** Work item **
The records that follow are to be given again exactly. Do not carry over any image.
____________________
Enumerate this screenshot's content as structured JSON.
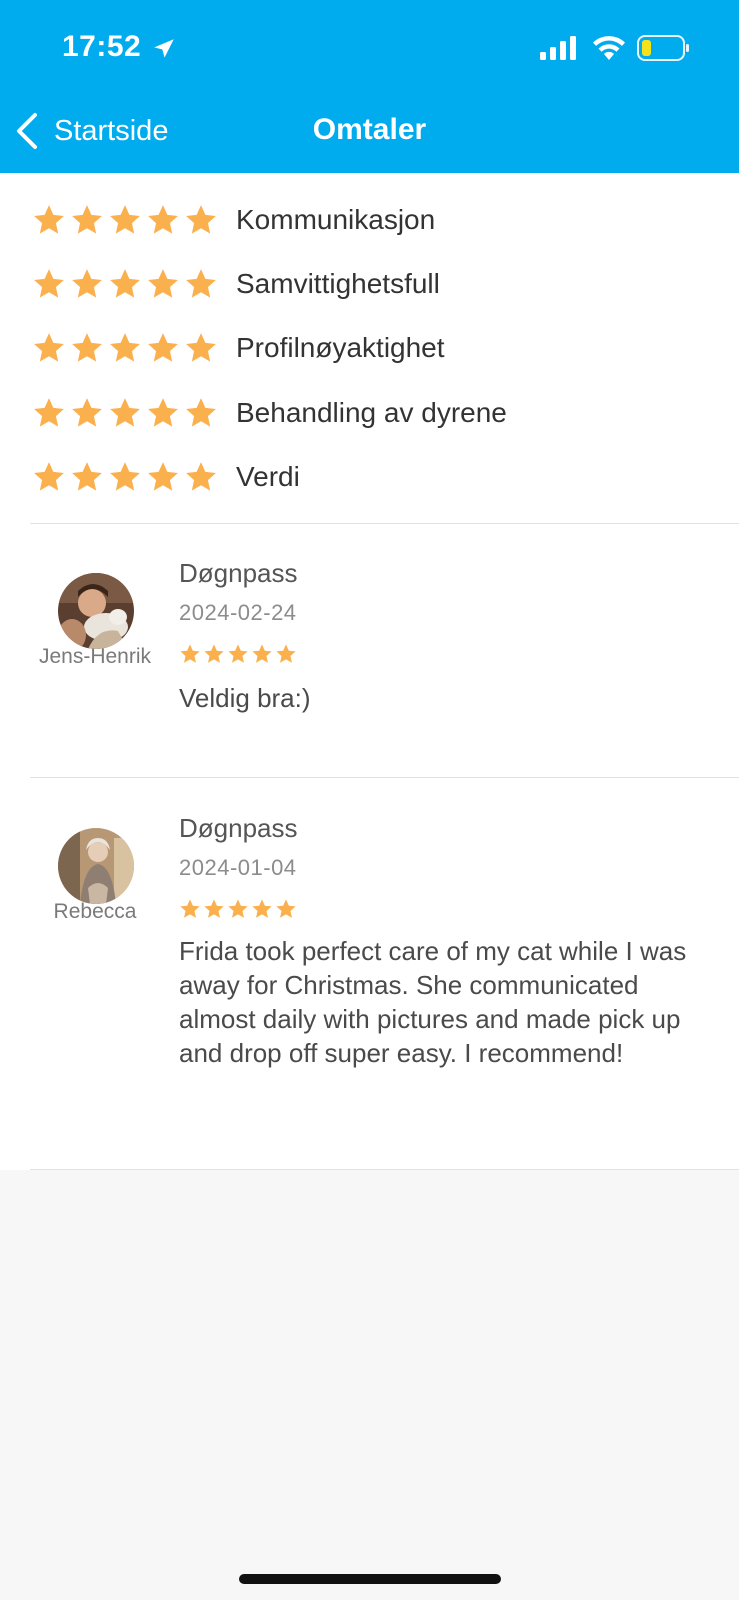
{
  "status_bar": {
    "time": "17:52"
  },
  "nav": {
    "back_label": "Startside",
    "title": "Omtaler"
  },
  "colors": {
    "header": "#00aced",
    "star": "#fbb04e"
  },
  "ratings": [
    {
      "label": "Kommunikasjon",
      "stars": 5
    },
    {
      "label": "Samvittighetsfull",
      "stars": 5
    },
    {
      "label": "Profilnøyaktighet",
      "stars": 5
    },
    {
      "label": "Behandling av dyrene",
      "stars": 5
    },
    {
      "label": "Verdi",
      "stars": 5
    }
  ],
  "reviews": [
    {
      "reviewer": "Jens-Henrik",
      "service": "Døgnpass",
      "date": "2024-02-24",
      "stars": 5,
      "text": "Veldig bra:)"
    },
    {
      "reviewer": "Rebecca",
      "service": "Døgnpass",
      "date": "2024-01-04",
      "stars": 5,
      "text": "Frida took perfect care of my cat while I was away for Christmas. She communicated almost daily with pictures and made pick up and drop off super easy. I recommend!"
    }
  ]
}
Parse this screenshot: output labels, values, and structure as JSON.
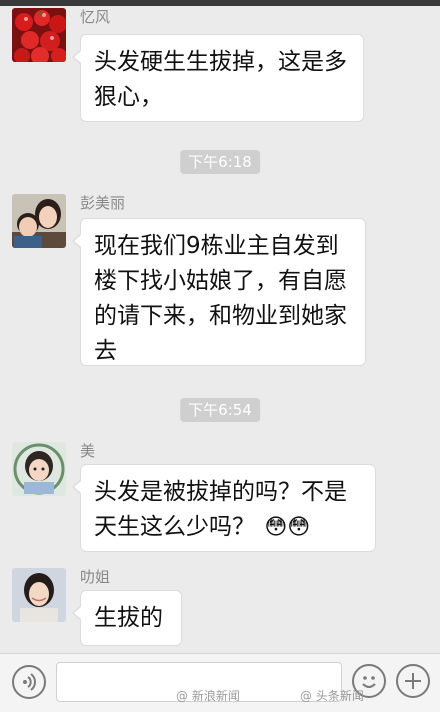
{
  "messages": [
    {
      "sender": "忆风",
      "text": "头发硬生生拔掉，这是多狠心，",
      "avatar": "fruit-avatar"
    },
    {
      "sender": "彭美丽",
      "text": "现在我们9栋业主自发到楼下找小姑娘了，有自愿的请下来，和物业到她家去",
      "avatar": "mother-child-avatar"
    },
    {
      "sender": "美",
      "text": "头发是被拔掉的吗？不是天生这么少吗？",
      "emoji": "😳😳",
      "avatar": "child-avatar"
    },
    {
      "sender": "叻姐",
      "text": "生拔的",
      "avatar": "woman-avatar"
    }
  ],
  "timestamps": [
    "下午6:18",
    "下午6:54"
  ],
  "watermarks": [
    "@ 新浪新闻",
    "@ 头条新闻"
  ],
  "colors": {
    "background": "#ebebeb",
    "bubble": "#ffffff",
    "timestamp_bg": "#cfcfcf"
  }
}
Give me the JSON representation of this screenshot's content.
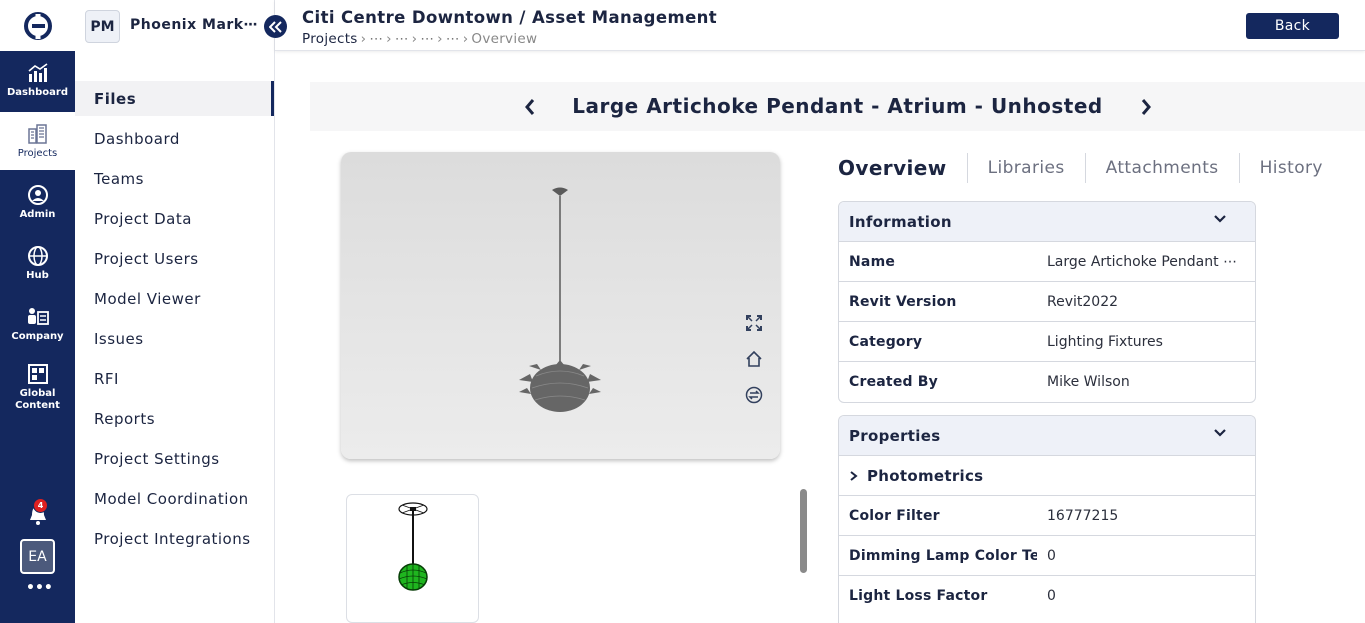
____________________
** Task response **
Enumerate this screenshot's content as structured JSON.
{
  "status_bar": {
    "time": "17:52"
  },
  "nav": {
    "back_label": "Startside",
    "title": "Omtaler"
  },
  "colors": {
    "header": "#00aced",
    "star": "#fbb04e"
  },
  "ratings": [
    {
      "label": "Kommunikasjon",
      "stars": 5
    },
    {
      "label": "Samvittighetsfull",
      "stars": 5
    },
    {
      "label": "Profilnøyaktighet",
      "stars": 5
    },
    {
      "label": "Behandling av dyrene",
      "stars": 5
    },
    {
      "label": "Verdi",
      "stars": 5
    }
  ],
  "reviews": [
    {
      "reviewer": "Jens-Henrik",
      "service": "Døgnpass",
      "date": "2024-02-24",
      "stars": 5,
      "text": "Veldig bra:)"
    },
    {
      "reviewer": "Rebecca",
      "service": "Døgnpass",
      "date": "2024-01-04",
      "stars": 5,
      "text": "Frida took perfect care of my cat while I was away for Christmas. She communicated almost daily with pictures and made pick up and drop off super easy. I recommend!"
    }
  ]
}
Parse this screenshot: output labels, values, and structure as JSON.
{
  "messages": [
    {
      "sender": "忆风",
      "text": "头发硬生生拔掉，这是多狠心，",
      "avatar": "fruit-avatar"
    },
    {
      "sender": "彭美丽",
      "text": "现在我们9栋业主自发到楼下找小姑娘了，有自愿的请下来，和物业到她家去",
      "avatar": "mother-child-avatar"
    },
    {
      "sender": "美",
      "text": "头发是被拔掉的吗？不是天生这么少吗？",
      "emoji": "😳😳",
      "avatar": "child-avatar"
    },
    {
      "sender": "叻姐",
      "text": "生拔的",
      "avatar": "woman-avatar"
    }
  ],
  "timestamps": [
    "下午6:18",
    "下午6:54"
  ],
  "watermarks": [
    "@ 新浪新闻",
    "@ 头条新闻"
  ],
  "colors": {
    "background": "#ebebeb",
    "bubble": "#ffffff",
    "timestamp_bg": "#cfcfcf"
  }
}
Give me the JSON representation of this screenshot's content.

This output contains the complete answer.